Molnar is Professor of Systematic Theology, St. John's University, Jamaica, New York.
- :prefaceacknowledgmentsabbreviations1. Thinking About God Within Faith: The Role Of The Holy Spirit2. The Role Of The Holy Spirit In Knowing The Triune God3. Considering God’s Freedom Once Again4. Origenism, Election, And Time And Eternity5. The Perils Of Embracing A “historicized Christology”6. Can Jesus’ Divinity Be Recognized As “definitive, Authentic And Essential” If It Is Grounded In Election? Just How Far Did The Later Barth Historicize Christology?7. The Obedience Of The Son In The Theology Of Karl Barth And Of Thomas F. Torrance8. A Theology Of Grace: Living In And From The Holy Spiritconclusion

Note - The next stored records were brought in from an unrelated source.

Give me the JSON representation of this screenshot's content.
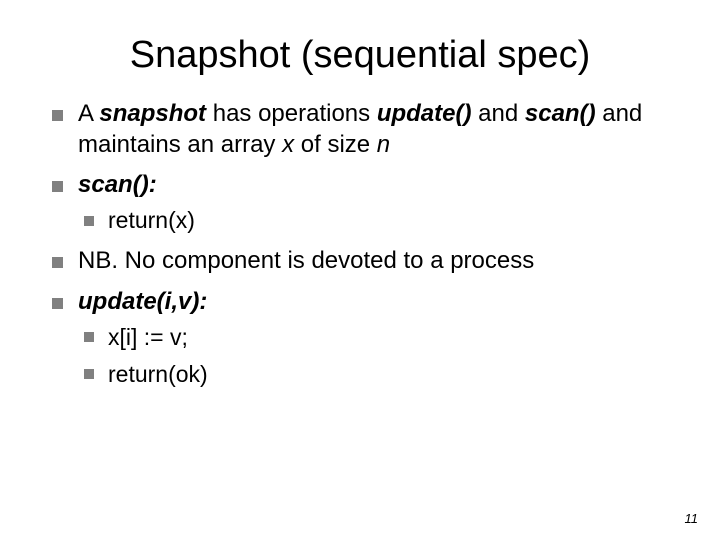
{
  "title": "Snapshot (sequential spec)",
  "b1": {
    "pre": "A ",
    "snapshot": "snapshot",
    "mid1": " has operations ",
    "update": "update()",
    "and1": " and ",
    "scan": "scan()",
    "mid2": " and maintains an array ",
    "x": "x",
    "mid3": " of size ",
    "n": "n"
  },
  "b2": {
    "label": "scan():"
  },
  "b2s": {
    "ret": "return(x)"
  },
  "b3": {
    "text": "NB. No component is devoted to a process"
  },
  "b4": {
    "label": "update(i,v):"
  },
  "b4s": {
    "l1": "x[i] := v;",
    "l2": "return(ok)"
  },
  "page": "11"
}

- Select Bibliographyauthor Indexsubject Indexscripture Index